▸ **REQUIRED WORK**: Go through the data below. Pull out every line that has the word "Rekening".

▸ **MATERIAL FOR THIS TASK**:
++++
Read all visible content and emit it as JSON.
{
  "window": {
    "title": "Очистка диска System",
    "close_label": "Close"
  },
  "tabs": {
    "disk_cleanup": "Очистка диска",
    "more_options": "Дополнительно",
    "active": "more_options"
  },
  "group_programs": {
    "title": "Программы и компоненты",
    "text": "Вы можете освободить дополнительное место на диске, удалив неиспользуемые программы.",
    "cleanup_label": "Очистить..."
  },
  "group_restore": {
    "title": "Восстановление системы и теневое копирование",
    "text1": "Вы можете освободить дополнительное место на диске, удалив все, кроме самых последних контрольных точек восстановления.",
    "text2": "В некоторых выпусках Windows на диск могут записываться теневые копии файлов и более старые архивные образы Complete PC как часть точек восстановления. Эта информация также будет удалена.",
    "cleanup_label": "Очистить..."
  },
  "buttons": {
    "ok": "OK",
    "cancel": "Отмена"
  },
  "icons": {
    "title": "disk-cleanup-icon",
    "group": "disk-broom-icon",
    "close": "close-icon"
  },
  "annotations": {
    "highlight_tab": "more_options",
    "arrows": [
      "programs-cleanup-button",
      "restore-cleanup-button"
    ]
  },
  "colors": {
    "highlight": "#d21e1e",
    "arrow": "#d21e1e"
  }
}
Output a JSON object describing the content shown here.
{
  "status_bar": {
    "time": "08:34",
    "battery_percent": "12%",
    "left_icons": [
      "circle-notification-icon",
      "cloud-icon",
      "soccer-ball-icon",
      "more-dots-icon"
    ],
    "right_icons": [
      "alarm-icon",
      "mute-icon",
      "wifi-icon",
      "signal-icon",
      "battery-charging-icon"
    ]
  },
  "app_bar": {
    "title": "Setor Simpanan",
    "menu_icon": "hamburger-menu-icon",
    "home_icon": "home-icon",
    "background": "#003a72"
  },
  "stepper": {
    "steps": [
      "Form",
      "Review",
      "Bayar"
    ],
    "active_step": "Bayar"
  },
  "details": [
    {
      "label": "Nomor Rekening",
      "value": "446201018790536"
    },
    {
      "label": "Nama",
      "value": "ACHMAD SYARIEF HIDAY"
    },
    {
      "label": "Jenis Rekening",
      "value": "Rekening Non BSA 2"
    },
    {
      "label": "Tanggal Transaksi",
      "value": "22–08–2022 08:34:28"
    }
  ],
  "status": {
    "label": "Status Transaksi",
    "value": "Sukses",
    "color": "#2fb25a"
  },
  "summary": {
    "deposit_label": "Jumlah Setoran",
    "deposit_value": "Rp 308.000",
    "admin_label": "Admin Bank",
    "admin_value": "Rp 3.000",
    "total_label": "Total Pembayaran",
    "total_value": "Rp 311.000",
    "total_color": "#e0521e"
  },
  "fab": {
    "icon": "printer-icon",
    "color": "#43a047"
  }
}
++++
▸ **ANSWER**:
      "label": "Nomor Rekening",
      "label": "Jenis Rekening",
      "value": "Rekening Non BSA 2"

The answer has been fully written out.